The book produced by Alex Weisiger is a substantial contribution to rationalist theory in international relations. Weisiger investigates the effects of commitment problems in international bargaining on the conduct, duration, and destructiveness of wars. The book is among only a few works that closely analyze international history from the perspective of recent developments in the theory of international bargaining. Weisiger is superb at framing history as a series of mysteries, the answers to which he dramatically unravels. In addition to its contribution to research on international conflict, therefore, the book is immensely valuable as a teaching tool.
Tag: international relations
Theories of international relations in the grand sense are rare.

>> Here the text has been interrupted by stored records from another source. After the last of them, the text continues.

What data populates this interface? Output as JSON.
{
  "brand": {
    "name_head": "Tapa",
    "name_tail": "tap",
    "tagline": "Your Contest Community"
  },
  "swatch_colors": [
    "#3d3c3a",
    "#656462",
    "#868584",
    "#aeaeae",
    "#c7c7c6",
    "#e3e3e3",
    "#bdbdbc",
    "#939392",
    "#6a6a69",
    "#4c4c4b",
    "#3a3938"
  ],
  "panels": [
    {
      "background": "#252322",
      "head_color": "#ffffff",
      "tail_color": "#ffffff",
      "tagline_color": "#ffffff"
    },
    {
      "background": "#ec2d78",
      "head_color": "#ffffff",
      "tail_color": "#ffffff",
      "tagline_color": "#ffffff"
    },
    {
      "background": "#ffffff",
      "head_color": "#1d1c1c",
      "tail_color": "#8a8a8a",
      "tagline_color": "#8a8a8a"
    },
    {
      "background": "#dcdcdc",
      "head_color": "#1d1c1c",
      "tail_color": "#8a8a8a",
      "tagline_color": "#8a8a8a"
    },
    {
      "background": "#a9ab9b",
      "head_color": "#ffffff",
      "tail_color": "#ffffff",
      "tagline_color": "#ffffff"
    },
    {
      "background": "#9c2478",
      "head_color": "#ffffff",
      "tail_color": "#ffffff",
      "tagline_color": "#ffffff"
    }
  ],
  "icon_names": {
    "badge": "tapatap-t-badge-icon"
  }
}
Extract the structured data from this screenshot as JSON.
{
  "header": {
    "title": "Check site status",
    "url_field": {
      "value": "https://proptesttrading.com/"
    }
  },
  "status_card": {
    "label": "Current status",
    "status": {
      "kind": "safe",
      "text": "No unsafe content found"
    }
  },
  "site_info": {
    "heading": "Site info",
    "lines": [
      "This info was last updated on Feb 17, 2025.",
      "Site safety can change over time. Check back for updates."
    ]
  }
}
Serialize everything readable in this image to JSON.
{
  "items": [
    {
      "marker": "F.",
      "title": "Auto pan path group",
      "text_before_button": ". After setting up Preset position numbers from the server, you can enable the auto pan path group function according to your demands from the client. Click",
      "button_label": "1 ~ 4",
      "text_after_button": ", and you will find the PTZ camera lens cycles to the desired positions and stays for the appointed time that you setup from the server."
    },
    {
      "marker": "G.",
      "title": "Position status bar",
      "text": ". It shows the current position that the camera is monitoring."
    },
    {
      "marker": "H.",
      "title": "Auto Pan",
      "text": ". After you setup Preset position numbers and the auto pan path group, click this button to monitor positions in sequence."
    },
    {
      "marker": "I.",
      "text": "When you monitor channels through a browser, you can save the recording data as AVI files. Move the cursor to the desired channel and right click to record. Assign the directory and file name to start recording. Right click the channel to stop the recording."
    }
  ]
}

Hans Morgenthau “purport[ed] to present a theory of international politics” in 1948. Raymond Aron’s Peace and War: A Theory of International Relations appeared in 1962. Kenneth Waltz presented his unmodified Theory of International Politics in 1979. It would be twenty years before Alexander Wendt countered with another article-less book title: Social Theory of International Politics.  A decade later, Richard Ned Lebow presents A Cultural Theory of International Relations, returning an indefinite article to his title along with a page-count rivaling only Aron’s tome. The modesty of the title, however, belies the book’s ambition. The reviewers praise the historic breadth of the book and welcome its focus on honor and social standing as explanatory factors. They differ on the value of grand theory. Richard W. Mansbach embraces Lebow’s project, both in its theoretical ambitions and its empirical insights. Patrick Finney is sympathetic to its culturalist core but more skeptical about the novelty and explanatory power of some of its claims. Geoffrey Roberts commends it as a grand historical narrative, but has doubts about the enterprise of grand theorizing in general. In the end, the merit of grand theory itself more than the specifics of Lebow’s offering divides Mansbach’s more favorable review from the more critical appraisals of Finney and Roberts.
Brian Rathbun asks an arresting question, and a fair one. Several years ago Jeffrey Legro and Andrew Moravcsik hurled down the gauntlet by asking “Is Anybody Still a Realist?” Their answer was: not really. If Legro and Moravcsik are correct that nearly every IR scholar today considers domestic factors causal in some fashion, then we must ask whether that makes everyone a liberal. And if the answer turns out affirmative, is that not a problem for liberalism? If we are all liberals now, then does liberalism have any meaning in IR research?